----- Dataset extract -----

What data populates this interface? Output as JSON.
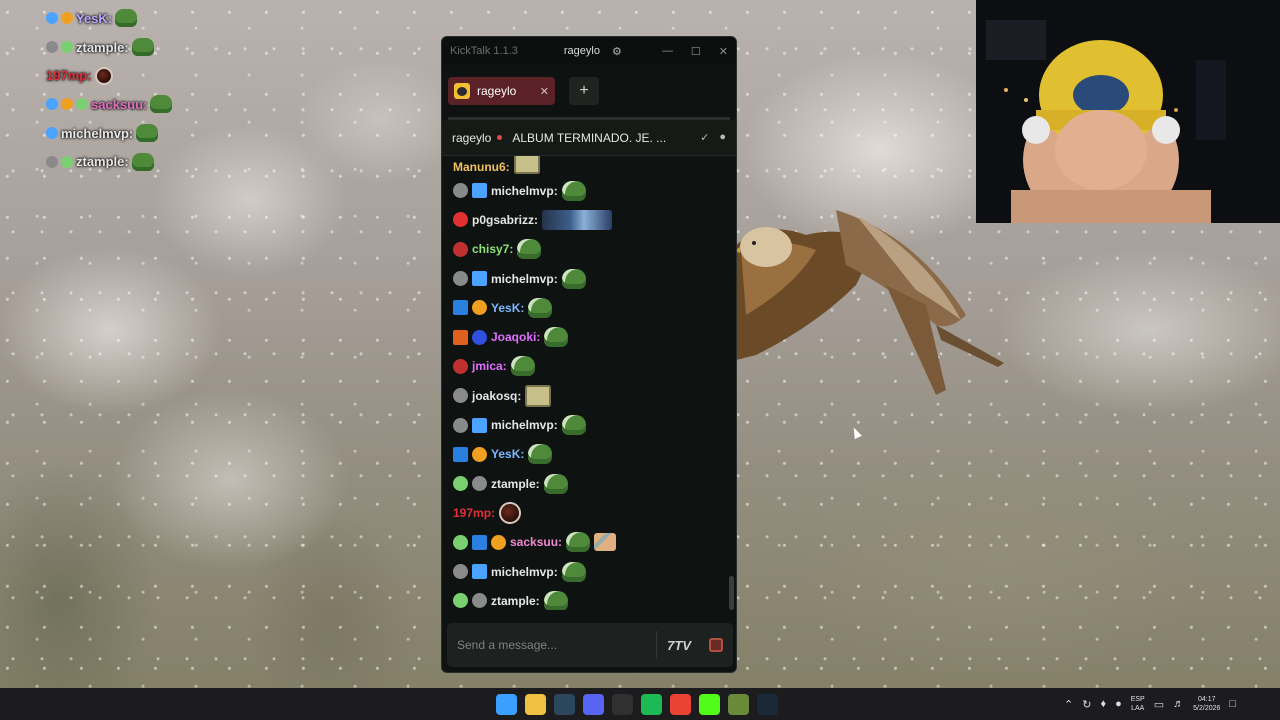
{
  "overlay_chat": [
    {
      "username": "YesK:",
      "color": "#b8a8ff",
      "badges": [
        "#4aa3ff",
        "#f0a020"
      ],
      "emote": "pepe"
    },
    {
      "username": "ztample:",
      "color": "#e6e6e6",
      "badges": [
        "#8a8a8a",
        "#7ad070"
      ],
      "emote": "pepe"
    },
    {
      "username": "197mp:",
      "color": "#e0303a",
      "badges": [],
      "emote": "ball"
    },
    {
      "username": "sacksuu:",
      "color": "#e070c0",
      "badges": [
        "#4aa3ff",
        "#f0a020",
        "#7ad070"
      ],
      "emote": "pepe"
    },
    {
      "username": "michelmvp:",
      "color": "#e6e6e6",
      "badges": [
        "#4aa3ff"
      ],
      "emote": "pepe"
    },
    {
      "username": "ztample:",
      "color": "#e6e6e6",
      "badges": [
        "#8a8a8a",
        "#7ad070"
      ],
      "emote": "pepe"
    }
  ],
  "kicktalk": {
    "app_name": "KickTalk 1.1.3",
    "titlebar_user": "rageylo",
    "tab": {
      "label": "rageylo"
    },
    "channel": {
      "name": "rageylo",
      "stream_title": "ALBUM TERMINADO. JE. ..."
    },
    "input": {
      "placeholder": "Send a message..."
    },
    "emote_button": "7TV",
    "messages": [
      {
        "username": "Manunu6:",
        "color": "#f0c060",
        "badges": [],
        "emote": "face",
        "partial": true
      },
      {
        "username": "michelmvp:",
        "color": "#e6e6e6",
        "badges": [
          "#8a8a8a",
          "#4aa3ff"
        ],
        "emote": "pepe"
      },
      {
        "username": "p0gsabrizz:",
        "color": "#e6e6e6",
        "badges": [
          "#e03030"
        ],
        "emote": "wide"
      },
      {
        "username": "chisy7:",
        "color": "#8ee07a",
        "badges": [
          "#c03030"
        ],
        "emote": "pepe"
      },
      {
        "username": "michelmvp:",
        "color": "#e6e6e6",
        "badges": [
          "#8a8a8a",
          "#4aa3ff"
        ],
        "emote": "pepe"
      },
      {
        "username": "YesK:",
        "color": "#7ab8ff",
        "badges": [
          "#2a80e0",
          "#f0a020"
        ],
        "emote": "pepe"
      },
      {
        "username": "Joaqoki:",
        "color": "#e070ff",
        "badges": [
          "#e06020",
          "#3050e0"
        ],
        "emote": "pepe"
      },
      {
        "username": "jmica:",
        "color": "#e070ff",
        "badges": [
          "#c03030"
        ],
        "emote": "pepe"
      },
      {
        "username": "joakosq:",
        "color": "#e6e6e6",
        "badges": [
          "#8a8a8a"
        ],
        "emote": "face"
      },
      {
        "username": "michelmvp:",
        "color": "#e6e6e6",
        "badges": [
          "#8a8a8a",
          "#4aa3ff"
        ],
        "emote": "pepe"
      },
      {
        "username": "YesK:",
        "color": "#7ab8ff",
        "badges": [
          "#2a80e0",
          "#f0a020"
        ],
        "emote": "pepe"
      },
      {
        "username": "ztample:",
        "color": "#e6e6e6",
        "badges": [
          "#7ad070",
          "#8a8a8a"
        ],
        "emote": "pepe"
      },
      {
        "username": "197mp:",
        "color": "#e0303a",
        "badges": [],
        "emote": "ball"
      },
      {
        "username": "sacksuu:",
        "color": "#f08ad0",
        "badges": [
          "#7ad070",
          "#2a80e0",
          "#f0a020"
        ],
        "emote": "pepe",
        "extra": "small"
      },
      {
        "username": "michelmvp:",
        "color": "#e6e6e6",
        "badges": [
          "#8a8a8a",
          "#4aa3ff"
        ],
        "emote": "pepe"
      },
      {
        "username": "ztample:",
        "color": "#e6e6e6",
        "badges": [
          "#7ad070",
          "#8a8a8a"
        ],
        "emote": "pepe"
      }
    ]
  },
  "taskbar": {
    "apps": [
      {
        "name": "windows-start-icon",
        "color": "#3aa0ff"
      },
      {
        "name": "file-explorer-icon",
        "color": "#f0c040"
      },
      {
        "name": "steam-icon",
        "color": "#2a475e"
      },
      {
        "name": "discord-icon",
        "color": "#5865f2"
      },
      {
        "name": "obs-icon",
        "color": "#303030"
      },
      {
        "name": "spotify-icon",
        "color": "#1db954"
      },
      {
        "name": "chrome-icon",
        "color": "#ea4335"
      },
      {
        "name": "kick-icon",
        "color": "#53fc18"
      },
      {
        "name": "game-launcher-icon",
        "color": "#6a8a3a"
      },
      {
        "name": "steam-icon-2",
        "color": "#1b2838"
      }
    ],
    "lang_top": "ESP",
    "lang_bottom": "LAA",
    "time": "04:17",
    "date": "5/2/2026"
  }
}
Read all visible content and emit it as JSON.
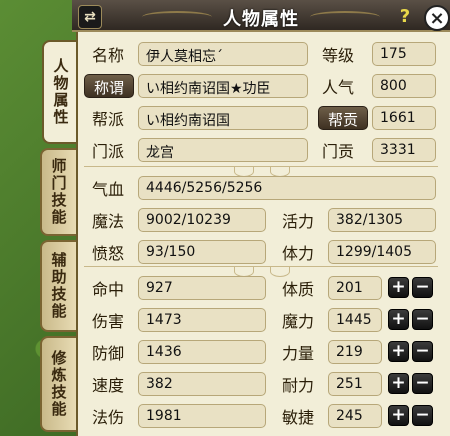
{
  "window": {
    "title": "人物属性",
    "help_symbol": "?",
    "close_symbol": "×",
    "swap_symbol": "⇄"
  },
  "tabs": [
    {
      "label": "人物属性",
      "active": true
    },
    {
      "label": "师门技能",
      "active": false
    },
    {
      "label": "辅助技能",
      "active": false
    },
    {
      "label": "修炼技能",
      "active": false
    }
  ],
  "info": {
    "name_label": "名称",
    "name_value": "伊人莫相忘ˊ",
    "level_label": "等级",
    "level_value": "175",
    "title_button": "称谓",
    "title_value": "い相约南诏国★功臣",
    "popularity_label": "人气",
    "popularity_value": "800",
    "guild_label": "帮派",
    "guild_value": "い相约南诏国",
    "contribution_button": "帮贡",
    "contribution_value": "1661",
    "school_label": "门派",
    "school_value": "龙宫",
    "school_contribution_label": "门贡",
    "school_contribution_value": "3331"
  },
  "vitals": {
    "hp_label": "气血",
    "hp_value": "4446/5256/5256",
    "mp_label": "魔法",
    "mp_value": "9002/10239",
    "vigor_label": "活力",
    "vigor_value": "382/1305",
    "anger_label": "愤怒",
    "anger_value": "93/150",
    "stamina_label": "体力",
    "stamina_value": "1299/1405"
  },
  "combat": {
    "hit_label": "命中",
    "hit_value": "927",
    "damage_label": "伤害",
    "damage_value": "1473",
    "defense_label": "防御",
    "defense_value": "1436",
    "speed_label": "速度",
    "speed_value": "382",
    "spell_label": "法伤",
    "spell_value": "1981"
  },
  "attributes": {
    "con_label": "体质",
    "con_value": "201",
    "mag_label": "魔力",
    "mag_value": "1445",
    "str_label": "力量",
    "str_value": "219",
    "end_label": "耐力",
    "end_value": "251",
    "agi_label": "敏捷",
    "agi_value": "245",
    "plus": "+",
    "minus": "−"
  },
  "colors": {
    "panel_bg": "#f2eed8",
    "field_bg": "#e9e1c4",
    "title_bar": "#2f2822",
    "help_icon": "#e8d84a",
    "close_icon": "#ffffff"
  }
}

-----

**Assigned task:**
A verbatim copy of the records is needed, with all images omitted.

**Solution to the exercise:**
What data populates this interface? Output as JSON.
{
  "overlay_chat": [
    {
      "username": "YesK:",
      "color": "#b8a8ff",
      "badges": [
        "#4aa3ff",
        "#f0a020"
      ],
      "emote": "pepe"
    },
    {
      "username": "ztample:",
      "color": "#e6e6e6",
      "badges": [
        "#8a8a8a",
        "#7ad070"
      ],
      "emote": "pepe"
    },
    {
      "username": "197mp:",
      "color": "#e0303a",
      "badges": [],
      "emote": "ball"
    },
    {
      "username": "sacksuu:",
      "color": "#e070c0",
      "badges": [
        "#4aa3ff",
        "#f0a020",
        "#7ad070"
      ],
      "emote": "pepe"
    },
    {
      "username": "michelmvp:",
      "color": "#e6e6e6",
      "badges": [
        "#4aa3ff"
      ],
      "emote": "pepe"
    },
    {
      "username": "ztample:",
      "color": "#e6e6e6",
      "badges": [
        "#8a8a8a",
        "#7ad070"
      ],
      "emote": "pepe"
    }
  ],
  "kicktalk": {
    "app_name": "KickTalk 1.1.3",
    "titlebar_user": "rageylo",
    "tab": {
      "label": "rageylo"
    },
    "channel": {
      "name": "rageylo",
      "stream_title": "ALBUM TERMINADO. JE. ..."
    },
    "input": {
      "placeholder": "Send a message..."
    },
    "emote_button": "7TV",
    "messages": [
      {
        "username": "Manunu6:",
        "color": "#f0c060",
        "badges": [],
        "emote": "face",
        "partial": true
      },
      {
        "username": "michelmvp:",
        "color": "#e6e6e6",
        "badges": [
          "#8a8a8a",
          "#4aa3ff"
        ],
        "emote": "pepe"
      },
      {
        "username": "p0gsabrizz:",
        "color": "#e6e6e6",
        "badges": [
          "#e03030"
        ],
        "emote": "wide"
      },
      {
        "username": "chisy7:",
        "color": "#8ee07a",
        "badges": [
          "#c03030"
        ],
        "emote": "pepe"
      },
      {
        "username": "michelmvp:",
        "color": "#e6e6e6",
        "badges": [
          "#8a8a8a",
          "#4aa3ff"
        ],
        "emote": "pepe"
      },
      {
        "username": "YesK:",
        "color": "#7ab8ff",
        "badges": [
          "#2a80e0",
          "#f0a020"
        ],
        "emote": "pepe"
      },
      {
        "username": "Joaqoki:",
        "color": "#e070ff",
        "badges": [
          "#e06020",
          "#3050e0"
        ],
        "emote": "pepe"
      },
      {
        "username": "jmica:",
        "color": "#e070ff",
        "badges": [
          "#c03030"
        ],
        "emote": "pepe"
      },
      {
        "username": "joakosq:",
        "color": "#e6e6e6",
        "badges": [
          "#8a8a8a"
        ],
        "emote": "face"
      },
      {
        "username": "michelmvp:",
        "color": "#e6e6e6",
        "badges": [
          "#8a8a8a",
          "#4aa3ff"
        ],
        "emote": "pepe"
      },
      {
        "username": "YesK:",
        "color": "#7ab8ff",
        "badges": [
          "#2a80e0",
          "#f0a020"
        ],
        "emote": "pepe"
      },
      {
        "username": "ztample:",
        "color": "#e6e6e6",
        "badges": [
          "#7ad070",
          "#8a8a8a"
        ],
        "emote": "pepe"
      },
      {
        "username": "197mp:",
        "color": "#e0303a",
        "badges": [],
        "emote": "ball"
      },
      {
        "username": "sacksuu:",
        "color": "#f08ad0",
        "badges": [
          "#7ad070",
          "#2a80e0",
          "#f0a020"
        ],
        "emote": "pepe",
        "extra": "small"
      },
      {
        "username": "michelmvp:",
        "color": "#e6e6e6",
        "badges": [
          "#8a8a8a",
          "#4aa3ff"
        ],
        "emote": "pepe"
      },
      {
        "username": "ztample:",
        "color": "#e6e6e6",
        "badges": [
          "#7ad070",
          "#8a8a8a"
        ],
        "emote": "pepe"
      }
    ]
  },
  "taskbar": {
    "apps": [
      {
        "name": "windows-start-icon",
        "color": "#3aa0ff"
      },
      {
        "name": "file-explorer-icon",
        "color": "#f0c040"
      },
      {
        "name": "steam-icon",
        "color": "#2a475e"
      },
      {
        "name": "discord-icon",
        "color": "#5865f2"
      },
      {
        "name": "obs-icon",
        "color": "#303030"
      },
      {
        "name": "spotify-icon",
        "color": "#1db954"
      },
      {
        "name": "chrome-icon",
        "color": "#ea4335"
      },
      {
        "name": "kick-icon",
        "color": "#53fc18"
      },
      {
        "name": "game-launcher-icon",
        "color": "#6a8a3a"
      },
      {
        "name": "steam-icon-2",
        "color": "#1b2838"
      }
    ],
    "lang_top": "ESP",
    "lang_bottom": "LAA",
    "time": "04:17",
    "date": "5/2/2026"
  }
}
Read all visible content and emit it as JSON.
{
  "window": {
    "title": "人物属性",
    "help_symbol": "?",
    "close_symbol": "×",
    "swap_symbol": "⇄"
  },
  "tabs": [
    {
      "label": "人物属性",
      "active": true
    },
    {
      "label": "师门技能",
      "active": false
    },
    {
      "label": "辅助技能",
      "active": false
    },
    {
      "label": "修炼技能",
      "active": false
    }
  ],
  "info": {
    "name_label": "名称",
    "name_value": "伊人莫相忘ˊ",
    "level_label": "等级",
    "level_value": "175",
    "title_button": "称谓",
    "title_value": "い相约南诏国★功臣",
    "popularity_label": "人气",
    "popularity_value": "800",
    "guild_label": "帮派",
    "guild_value": "い相约南诏国",
    "contribution_button": "帮贡",
    "contribution_value": "1661",
    "school_label": "门派",
    "school_value": "龙宫",
    "school_contribution_label": "门贡",
    "school_contribution_value": "3331"
  },
  "vitals": {
    "hp_label": "气血",
    "hp_value": "4446/5256/5256",
    "mp_label": "魔法",
    "mp_value": "9002/10239",
    "vigor_label": "活力",
    "vigor_value": "382/1305",
    "anger_label": "愤怒",
    "anger_value": "93/150",
    "stamina_label": "体力",
    "stamina_value": "1299/1405"
  },
  "combat": {
    "hit_label": "命中",
    "hit_value": "927",
    "damage_label": "伤害",
    "damage_value": "1473",
    "defense_label": "防御",
    "defense_value": "1436",
    "speed_label": "速度",
    "speed_value": "382",
    "spell_label": "法伤",
    "spell_value": "1981"
  },
  "attributes": {
    "con_label": "体质",
    "con_value": "201",
    "mag_label": "魔力",
    "mag_value": "1445",
    "str_label": "力量",
    "str_value": "219",
    "end_label": "耐力",
    "end_value": "251",
    "agi_label": "敏捷",
    "agi_value": "245",
    "plus": "+",
    "minus": "−"
  },
  "colors": {
    "panel_bg": "#f2eed8",
    "field_bg": "#e9e1c4",
    "title_bar": "#2f2822",
    "help_icon": "#e8d84a",
    "close_icon": "#ffffff"
  }
}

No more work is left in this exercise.